At their Dec. 1 meeting in Buenos Aires, Presidents Xi Jinping and Donald Trump agreed to launch yet another round of intense trade negotiations. Xi’s primary motivation was to avoid an escalation in U.S. tariffs aimed at leveraging Beijing to implement reforms.
The Americans want to redress problems in four areas: market access for U.S. exports; the treatment of foreign investment in China and forced technology transfer; the broader protection of U.S. intellectual property in China including state-enabled intellectual property theft; and export subsidies.
Much of this ground has been covered in past negotiations that yielded agreements that Beijing ultimately failed to honor. And much on the U.S. list flies in the face of Beijing’s Made in 2025 program to achieve global dominance in the chip-making and software technologies that define artificial intelligence.

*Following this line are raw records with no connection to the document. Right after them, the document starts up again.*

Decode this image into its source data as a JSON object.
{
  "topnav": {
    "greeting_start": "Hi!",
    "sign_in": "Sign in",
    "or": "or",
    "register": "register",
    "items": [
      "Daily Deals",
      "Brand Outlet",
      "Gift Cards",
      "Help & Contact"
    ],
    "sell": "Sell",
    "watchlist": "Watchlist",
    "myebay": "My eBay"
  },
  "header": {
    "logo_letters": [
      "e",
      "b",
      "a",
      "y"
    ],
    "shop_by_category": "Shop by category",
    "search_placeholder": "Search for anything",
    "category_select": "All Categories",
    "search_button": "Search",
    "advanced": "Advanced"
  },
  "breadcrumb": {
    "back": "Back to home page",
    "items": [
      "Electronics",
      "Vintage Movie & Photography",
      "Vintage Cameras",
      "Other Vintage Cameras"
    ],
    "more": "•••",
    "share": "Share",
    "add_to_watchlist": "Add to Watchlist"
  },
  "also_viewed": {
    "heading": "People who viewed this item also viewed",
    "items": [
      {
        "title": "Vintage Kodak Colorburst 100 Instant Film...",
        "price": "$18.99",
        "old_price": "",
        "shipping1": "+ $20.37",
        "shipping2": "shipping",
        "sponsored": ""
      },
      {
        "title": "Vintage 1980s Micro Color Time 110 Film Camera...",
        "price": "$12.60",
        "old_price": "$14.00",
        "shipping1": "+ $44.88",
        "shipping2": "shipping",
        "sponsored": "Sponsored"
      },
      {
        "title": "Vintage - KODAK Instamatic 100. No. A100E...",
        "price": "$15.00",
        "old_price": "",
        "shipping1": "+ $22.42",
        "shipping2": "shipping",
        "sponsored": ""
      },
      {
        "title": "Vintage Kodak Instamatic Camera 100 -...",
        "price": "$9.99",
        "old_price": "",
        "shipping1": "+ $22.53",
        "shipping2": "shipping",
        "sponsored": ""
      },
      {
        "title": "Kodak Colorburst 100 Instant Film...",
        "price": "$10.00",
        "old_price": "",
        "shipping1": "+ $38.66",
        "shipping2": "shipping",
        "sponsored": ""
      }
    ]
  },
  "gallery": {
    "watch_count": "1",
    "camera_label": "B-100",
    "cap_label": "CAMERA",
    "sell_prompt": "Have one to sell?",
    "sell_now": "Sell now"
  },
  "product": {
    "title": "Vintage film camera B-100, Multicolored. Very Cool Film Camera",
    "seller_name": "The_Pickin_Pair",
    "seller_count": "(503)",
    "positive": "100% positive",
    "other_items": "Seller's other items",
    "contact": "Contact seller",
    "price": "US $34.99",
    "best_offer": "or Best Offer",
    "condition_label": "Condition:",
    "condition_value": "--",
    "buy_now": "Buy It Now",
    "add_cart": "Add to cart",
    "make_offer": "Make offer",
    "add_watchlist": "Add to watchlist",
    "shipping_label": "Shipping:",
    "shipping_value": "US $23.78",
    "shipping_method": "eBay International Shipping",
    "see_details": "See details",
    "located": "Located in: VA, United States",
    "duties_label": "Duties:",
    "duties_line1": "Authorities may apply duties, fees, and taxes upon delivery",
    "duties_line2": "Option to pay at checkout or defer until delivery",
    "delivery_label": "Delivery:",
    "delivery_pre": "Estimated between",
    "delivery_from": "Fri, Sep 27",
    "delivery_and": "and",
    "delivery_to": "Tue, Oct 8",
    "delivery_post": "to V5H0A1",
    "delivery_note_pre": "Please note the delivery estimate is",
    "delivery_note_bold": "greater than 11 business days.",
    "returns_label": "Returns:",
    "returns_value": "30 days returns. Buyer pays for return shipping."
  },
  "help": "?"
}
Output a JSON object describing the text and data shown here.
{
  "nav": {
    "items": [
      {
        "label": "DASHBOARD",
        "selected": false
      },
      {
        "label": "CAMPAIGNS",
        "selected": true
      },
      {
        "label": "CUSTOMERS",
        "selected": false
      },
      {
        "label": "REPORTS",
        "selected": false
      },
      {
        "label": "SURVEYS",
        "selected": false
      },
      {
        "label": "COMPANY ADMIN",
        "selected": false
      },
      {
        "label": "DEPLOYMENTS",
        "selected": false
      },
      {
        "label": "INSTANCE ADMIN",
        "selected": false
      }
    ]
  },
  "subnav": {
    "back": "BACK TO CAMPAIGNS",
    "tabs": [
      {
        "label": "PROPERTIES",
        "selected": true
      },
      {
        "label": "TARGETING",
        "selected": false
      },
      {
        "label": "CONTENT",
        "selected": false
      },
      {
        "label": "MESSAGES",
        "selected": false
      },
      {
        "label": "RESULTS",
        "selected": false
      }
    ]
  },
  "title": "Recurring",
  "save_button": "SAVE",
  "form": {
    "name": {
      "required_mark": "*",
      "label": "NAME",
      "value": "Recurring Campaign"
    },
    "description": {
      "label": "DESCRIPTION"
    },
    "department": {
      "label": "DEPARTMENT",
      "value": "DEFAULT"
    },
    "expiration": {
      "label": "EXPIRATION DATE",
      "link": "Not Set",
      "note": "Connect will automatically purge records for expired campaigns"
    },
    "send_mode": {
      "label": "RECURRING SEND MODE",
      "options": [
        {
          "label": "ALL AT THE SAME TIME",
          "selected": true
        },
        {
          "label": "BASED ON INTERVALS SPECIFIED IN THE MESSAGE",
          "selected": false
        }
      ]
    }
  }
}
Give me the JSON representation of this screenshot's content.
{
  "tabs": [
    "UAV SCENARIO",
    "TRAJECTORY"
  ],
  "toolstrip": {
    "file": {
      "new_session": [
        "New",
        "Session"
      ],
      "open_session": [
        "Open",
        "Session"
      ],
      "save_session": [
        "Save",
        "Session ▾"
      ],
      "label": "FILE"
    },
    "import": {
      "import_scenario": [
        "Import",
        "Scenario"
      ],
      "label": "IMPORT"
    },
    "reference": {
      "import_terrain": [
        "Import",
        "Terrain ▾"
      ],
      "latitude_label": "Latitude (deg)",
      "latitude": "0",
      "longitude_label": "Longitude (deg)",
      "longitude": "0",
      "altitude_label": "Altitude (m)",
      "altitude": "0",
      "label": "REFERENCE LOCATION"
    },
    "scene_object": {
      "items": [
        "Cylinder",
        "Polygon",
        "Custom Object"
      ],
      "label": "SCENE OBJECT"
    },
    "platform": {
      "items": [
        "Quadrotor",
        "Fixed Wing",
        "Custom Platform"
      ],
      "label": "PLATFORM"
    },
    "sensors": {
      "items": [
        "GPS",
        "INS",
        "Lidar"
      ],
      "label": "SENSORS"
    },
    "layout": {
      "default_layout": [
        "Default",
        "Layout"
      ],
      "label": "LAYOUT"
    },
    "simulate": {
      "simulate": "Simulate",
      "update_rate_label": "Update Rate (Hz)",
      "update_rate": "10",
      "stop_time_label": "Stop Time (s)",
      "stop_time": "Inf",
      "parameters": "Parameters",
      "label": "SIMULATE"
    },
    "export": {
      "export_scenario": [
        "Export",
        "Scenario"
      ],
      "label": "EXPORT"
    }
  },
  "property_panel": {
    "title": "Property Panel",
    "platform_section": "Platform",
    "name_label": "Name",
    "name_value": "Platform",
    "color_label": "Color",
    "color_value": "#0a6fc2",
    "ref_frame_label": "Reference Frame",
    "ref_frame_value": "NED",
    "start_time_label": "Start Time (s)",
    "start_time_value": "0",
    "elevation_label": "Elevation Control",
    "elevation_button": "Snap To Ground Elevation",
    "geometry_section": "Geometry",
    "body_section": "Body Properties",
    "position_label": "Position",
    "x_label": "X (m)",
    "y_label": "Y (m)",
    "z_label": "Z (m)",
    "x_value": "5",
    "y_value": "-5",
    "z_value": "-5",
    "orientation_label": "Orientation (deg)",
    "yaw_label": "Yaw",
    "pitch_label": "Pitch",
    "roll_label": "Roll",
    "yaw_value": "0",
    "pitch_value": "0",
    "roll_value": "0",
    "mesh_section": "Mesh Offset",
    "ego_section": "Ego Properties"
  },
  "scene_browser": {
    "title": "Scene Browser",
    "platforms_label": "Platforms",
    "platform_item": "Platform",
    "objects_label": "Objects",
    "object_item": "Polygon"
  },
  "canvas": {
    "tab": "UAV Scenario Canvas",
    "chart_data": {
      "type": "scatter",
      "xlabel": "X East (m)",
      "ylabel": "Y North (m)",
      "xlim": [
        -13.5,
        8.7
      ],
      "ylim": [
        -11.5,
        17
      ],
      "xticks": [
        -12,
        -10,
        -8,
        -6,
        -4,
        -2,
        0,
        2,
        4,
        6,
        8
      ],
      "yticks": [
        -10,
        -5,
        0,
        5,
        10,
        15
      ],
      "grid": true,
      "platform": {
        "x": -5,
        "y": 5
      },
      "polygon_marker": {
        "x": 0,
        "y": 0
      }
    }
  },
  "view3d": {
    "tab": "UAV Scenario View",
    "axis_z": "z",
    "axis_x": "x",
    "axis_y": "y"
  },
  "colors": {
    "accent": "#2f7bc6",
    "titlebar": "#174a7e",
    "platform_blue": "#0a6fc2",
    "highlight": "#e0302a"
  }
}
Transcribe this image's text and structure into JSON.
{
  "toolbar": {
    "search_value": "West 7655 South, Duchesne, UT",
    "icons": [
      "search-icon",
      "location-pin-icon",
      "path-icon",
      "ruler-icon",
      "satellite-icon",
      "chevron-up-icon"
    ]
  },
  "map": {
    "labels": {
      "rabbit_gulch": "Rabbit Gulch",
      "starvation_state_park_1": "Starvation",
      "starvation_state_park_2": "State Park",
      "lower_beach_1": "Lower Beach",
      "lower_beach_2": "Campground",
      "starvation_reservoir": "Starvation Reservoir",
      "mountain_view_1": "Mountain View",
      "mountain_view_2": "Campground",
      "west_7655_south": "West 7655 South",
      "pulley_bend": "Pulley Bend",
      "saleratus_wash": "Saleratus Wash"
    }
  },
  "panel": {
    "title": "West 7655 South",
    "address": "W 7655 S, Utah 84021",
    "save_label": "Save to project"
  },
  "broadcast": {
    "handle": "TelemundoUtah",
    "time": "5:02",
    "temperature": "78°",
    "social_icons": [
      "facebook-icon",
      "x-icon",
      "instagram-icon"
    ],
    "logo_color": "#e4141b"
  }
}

True to form, Chinese officials emerged from the Buenos Aires refusing to even admit they accepted the U.S. agenda. They characterized these latest talks as focusing on eliminating the limited tariffs the U.S. has already imposed in exchange for beefing up purchases of U.S. agricultural products and energy.
However, the U.S. tariffs are blamed for toughening economic conditions, and Xi, facing internal pressures from within the Communist Party for souring relations with the United States, now seems willing to address a broader range of issues.
China’s mercantilist policies, espionage and discriminatory private behavior are so embedded in the culture of its authoritarian, socialist government and private sector it is hard to see how any agreement reached by the March 1 deadline can fundamentally resolve commercial tensions. And given the failure of past agreements, U.S. Trade Representative Robert Lighthizer has placed unusually high emphasis on verification mechanism for compliance.
Ultimately, the winners will be Beijing and large U.S. multinationals, like Google and GM, who are so intoxicated with penetrating China’s large markets that they abandon national loyalty. And Wall Street financial houses, who arrange for the financing that outsources American jobs and recycles the dollars that China steals through its bilateral trade surplus into ownership of American businesses, real estate and securities.
Those decadent interests are effectively represented in the Trump administration by Goldman Sachs alumni Secretary Steven Mnuchin.
It is noteworthy, for example, that he was rewarded by Xi for brokering the Buenos Aires armistice with concessions loosening restrictions on the activities of U.S. banks in China. Those will further both Beijing’s and Wall Street’s agendas to move U.S. factories to the Middle Kingdom and do nothing to alleviate American complaints about China’s high-tech kleptocracy.
It is important to recognize Trump is negotiating with a repressive criminal regime.
Beijing persecutes its Muslim and Buddhist minorities, harvests prisoners’ organs for transplant, tightly controls internet content, and monitors the actions and thoughts of its citizens to compel ideological purity and robotic behavior.
Those should elicit cries of outrage and support for more substantial American policies punishing Chinese violations of human rights and international commitments from activists like Rep. Alexandria Ocasio-Cortez and congressional Democrats generally.
However, either they are too enamored with Chinese socialism or too bent on defeating Trump in 2020 to voice any support for his efforts.
It all smells of decay, and Beijing may have time on its side.
The midterm shellacking Republicans took after Trump campaigned so vigorously on their behalf likely confirmed in Xi’s mind that the president will soon be a lame duck and just needs to be slow-walked a bit longer.
Still Mitt Romney and Hillary Clinton both promised to slap on big tariffs to move China to open its markets or at least unilaterally reduce the $360 billion bilateral trade imbalance, and Xi is miscalculating if he believes he will have an easier time with the next U.S. president.
In the end the current talks could produce a large and complex text that yields little significant progress in reducing the trade imbalance and only a temporary hold on some of China’s more egregious offenses.
The 2015 agreement to end state-sponsored commercial espionage offers a cautionary tale. For a few years, Beijing redirected its pirates toward more vulnerable targets in Asia and Europe but then, when President Barack Obama left office, resumed directly stealing American intellectual property.
If that repeats with the agreements that come out of the current round of negotiations, historians may conclude Buenos Aires was Trump’s Munich moment.
Peter Morici is an economist and business professor at the University of Maryland, and a national columnist. © 2019, The Washington Times, LLC.